=== WORK TO COMPLETE ===
Among the lines below, how many carry the string "ffffff"? Reply with a number and nothing else.

=== MATERIAL PROVIDED ===
□ □ □

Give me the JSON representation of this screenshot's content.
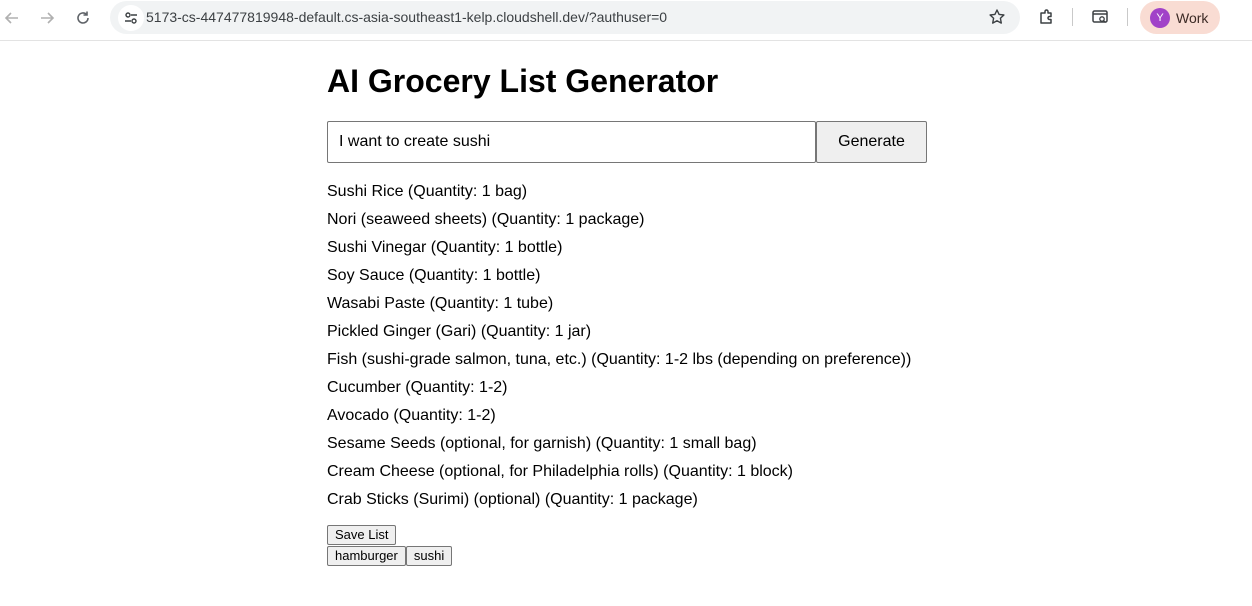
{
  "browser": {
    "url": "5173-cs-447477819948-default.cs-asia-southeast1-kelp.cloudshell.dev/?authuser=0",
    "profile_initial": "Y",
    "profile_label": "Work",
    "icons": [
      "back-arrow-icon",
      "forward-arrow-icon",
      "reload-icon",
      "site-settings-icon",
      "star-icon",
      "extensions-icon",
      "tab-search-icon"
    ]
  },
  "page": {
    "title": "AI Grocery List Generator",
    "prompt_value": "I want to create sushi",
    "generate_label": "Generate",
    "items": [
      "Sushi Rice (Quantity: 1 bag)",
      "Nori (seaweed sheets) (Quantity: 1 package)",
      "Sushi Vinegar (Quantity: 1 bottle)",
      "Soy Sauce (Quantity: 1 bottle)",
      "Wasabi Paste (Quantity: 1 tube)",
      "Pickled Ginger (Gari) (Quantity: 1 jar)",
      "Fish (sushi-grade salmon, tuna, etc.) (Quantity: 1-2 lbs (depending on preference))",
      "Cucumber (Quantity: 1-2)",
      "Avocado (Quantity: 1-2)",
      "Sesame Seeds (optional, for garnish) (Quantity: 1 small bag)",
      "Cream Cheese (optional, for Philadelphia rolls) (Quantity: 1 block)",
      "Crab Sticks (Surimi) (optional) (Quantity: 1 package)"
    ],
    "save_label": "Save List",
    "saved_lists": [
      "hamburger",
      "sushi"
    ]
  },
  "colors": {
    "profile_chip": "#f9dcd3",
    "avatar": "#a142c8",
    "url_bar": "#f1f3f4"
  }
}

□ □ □

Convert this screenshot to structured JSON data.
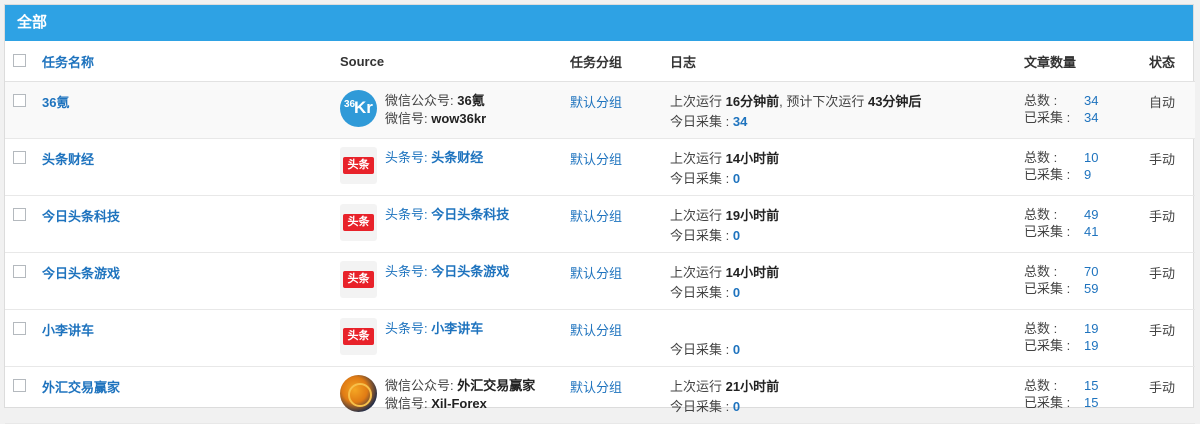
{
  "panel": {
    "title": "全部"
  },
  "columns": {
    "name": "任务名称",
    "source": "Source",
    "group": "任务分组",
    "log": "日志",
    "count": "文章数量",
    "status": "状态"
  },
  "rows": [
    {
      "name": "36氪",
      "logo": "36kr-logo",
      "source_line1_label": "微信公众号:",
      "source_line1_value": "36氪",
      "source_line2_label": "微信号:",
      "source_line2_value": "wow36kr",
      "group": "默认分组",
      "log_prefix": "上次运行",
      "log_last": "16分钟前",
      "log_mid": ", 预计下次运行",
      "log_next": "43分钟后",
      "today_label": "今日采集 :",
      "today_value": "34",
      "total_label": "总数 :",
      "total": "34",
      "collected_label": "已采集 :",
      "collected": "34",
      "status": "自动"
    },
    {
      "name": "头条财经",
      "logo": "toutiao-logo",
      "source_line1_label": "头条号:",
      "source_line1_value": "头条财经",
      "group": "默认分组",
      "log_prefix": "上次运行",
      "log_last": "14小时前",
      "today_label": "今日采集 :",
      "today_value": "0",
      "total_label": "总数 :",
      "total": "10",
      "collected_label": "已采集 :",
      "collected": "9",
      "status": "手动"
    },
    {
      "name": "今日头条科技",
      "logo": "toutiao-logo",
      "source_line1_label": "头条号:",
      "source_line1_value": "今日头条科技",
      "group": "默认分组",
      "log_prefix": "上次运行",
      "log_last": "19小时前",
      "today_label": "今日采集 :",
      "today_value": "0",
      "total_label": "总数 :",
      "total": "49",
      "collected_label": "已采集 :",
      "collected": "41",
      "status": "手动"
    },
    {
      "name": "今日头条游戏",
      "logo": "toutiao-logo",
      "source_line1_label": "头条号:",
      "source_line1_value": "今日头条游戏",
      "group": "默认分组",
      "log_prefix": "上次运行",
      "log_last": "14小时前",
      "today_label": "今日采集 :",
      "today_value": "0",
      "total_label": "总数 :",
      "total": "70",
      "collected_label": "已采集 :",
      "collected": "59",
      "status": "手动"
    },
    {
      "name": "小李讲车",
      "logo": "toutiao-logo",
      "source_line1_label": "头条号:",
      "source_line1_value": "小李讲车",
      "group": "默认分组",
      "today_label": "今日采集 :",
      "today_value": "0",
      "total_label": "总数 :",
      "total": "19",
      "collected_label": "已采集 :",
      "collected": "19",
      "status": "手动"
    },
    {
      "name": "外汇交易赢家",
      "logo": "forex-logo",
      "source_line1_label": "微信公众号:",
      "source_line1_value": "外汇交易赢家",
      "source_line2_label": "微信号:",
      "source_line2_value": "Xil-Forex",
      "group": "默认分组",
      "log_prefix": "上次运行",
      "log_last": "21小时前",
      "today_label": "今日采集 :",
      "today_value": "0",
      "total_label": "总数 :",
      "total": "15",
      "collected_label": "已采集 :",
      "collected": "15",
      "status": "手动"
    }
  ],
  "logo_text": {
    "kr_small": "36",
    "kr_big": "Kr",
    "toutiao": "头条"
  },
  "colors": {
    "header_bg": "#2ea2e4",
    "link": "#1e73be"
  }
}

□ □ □

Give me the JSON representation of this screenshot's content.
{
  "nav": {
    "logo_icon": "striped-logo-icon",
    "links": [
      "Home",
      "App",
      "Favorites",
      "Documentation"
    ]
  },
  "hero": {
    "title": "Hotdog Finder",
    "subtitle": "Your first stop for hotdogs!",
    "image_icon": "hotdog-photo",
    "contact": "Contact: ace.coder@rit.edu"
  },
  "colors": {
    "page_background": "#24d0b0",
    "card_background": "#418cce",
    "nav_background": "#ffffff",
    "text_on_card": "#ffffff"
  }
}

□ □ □

=== RESPONSE ===
2